2. Do your homework. Take a look at the judge’s background and work. Don’t do this with an eye toward entering work that looks like the judge’s work. I can say from experience, that I rarely select work that looks much like my own unless it is exceedingly well done. I hold work that is similar to my own to a very high standard. Study the work of the judge to learn more about art, and also to see if you respect the artwork that the judge makes.
3. Enter work that is exceptional, not safe. Collector’s may select safe art, but judges rarely do. Work that wins awards is exceptional. When looking to enter a show, ask a respected artist for their opinion if you can to get help in your selection process.
4. Read the prospectus carefully, and follow it to the letter. This just makes sense. Print out the prospectus rules and read over them more than once to ensure that your work is presented properly. You wouldn’t want a great piece to be rejected for a silly technical mistake.
5. Don’t take a rejection (or an acceptance) too seriously. Selections for juried shows are completely subjective. The results are the opinions of one or a handful of people. My artist friends and I have had work win awards in some shows while the same work wasn’t even selected for others. Remember this so that you are able to keep juried shows in proper perspective.
In 2011 I was fortunate enough to enjoy an artist residency in Dinan, France. Dinan is in Brittany, a place that now owns a part of my heart.

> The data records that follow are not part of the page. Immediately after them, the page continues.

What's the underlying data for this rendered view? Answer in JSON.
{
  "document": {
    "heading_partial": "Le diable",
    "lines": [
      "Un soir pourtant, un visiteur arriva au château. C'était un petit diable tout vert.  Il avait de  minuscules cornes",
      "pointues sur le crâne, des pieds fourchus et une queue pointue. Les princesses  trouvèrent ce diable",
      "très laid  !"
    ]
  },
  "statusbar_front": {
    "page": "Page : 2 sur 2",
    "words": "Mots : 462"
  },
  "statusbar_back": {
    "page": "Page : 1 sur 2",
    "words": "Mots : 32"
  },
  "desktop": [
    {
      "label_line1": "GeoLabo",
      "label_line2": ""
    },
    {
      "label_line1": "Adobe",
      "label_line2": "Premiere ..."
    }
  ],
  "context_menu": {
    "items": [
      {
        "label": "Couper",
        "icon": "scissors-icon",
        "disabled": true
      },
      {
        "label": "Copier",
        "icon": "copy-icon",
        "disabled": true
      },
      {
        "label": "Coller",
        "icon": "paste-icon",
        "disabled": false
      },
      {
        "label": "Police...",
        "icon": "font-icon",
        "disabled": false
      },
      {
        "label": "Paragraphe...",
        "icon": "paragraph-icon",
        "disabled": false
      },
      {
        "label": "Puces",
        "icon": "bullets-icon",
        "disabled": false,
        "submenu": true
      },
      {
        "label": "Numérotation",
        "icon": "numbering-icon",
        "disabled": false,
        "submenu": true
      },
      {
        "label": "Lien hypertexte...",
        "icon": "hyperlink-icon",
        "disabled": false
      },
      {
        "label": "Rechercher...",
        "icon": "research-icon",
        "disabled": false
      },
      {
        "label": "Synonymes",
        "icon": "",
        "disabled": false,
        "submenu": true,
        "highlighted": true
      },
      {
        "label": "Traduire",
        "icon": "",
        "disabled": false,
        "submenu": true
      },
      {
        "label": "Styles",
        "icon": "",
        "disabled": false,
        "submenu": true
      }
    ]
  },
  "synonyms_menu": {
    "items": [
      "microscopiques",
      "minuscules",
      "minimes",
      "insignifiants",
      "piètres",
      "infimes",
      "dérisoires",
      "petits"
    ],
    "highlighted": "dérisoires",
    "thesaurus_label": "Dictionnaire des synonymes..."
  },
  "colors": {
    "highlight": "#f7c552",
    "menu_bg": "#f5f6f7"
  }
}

The King Arthur story has always interested me. Imagine my delight upon discovering that the King Arthur legend has ties to France—it makes sense—after all, I was in Britanny.

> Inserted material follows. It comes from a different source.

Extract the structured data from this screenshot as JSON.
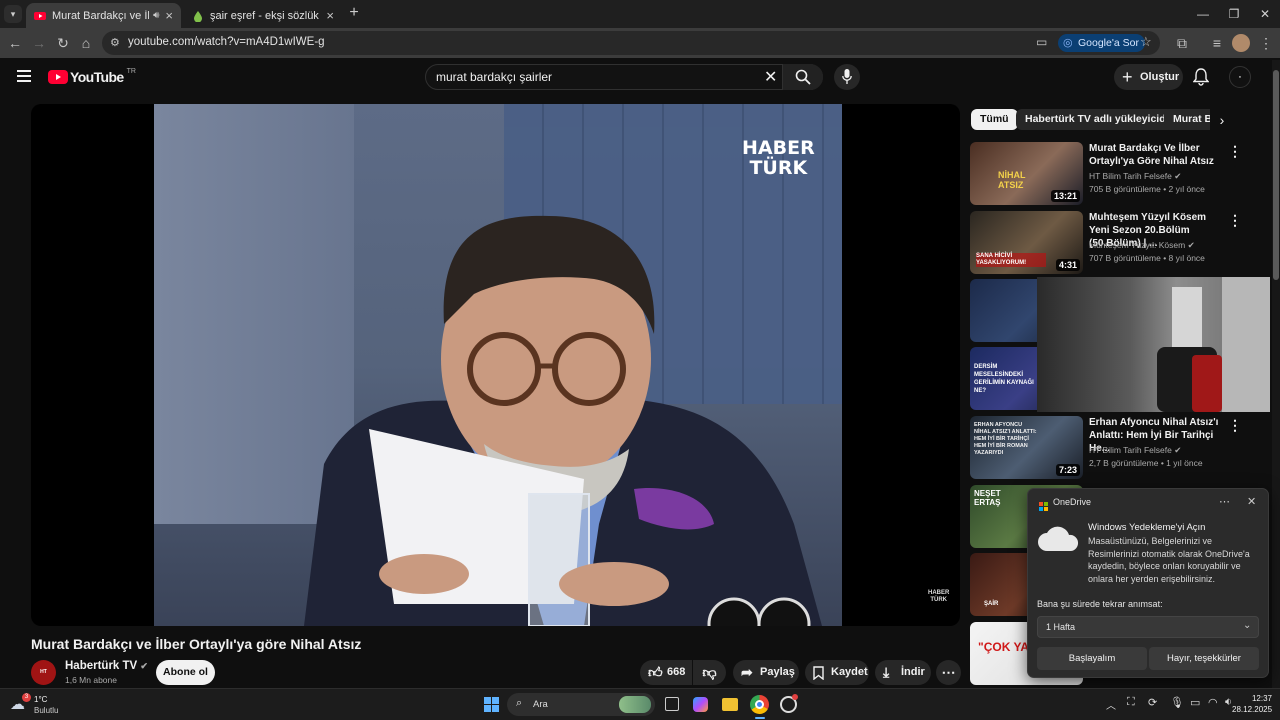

About 45 minutes drive east of Dinan, the Forest of Paimpont is all that remains of the vast forest that covered ancient inland Brittany. Legend has it that the 25 square miles of woodland is also the location of mythical Brocéliande, the forest of King Arthur. This painting was inspired by my visit there.
The day that I visited was dreary, chilly and misty, but I didn't want to portray the forest that way. The Arthur legend has lit my imagination for years, so it was important to me to indicate a bright light in the distance of this piece. One of my favorite books is "The Mists of Avalon" by Marion Zimmer Bradley which is the King Arthur legend told from a decidedly female perspective. But I digress. Legend has it that the adventures of Yvain, the Knight of the Lion, occurred in this forest. Also, Vivianne, the Lady of the Lake, was said to have imprisoned Merlin the magician here after learning all his secrets of magic. It is also said that excalibur, King Arthur's sword, is in the lake within the area. In fact, the painting that I made that was selected to remain in France was a painting inspired by that lake. It was the only painting to which I gave a name while in France.
Art and Life. Here you will find out more about my life as an artist.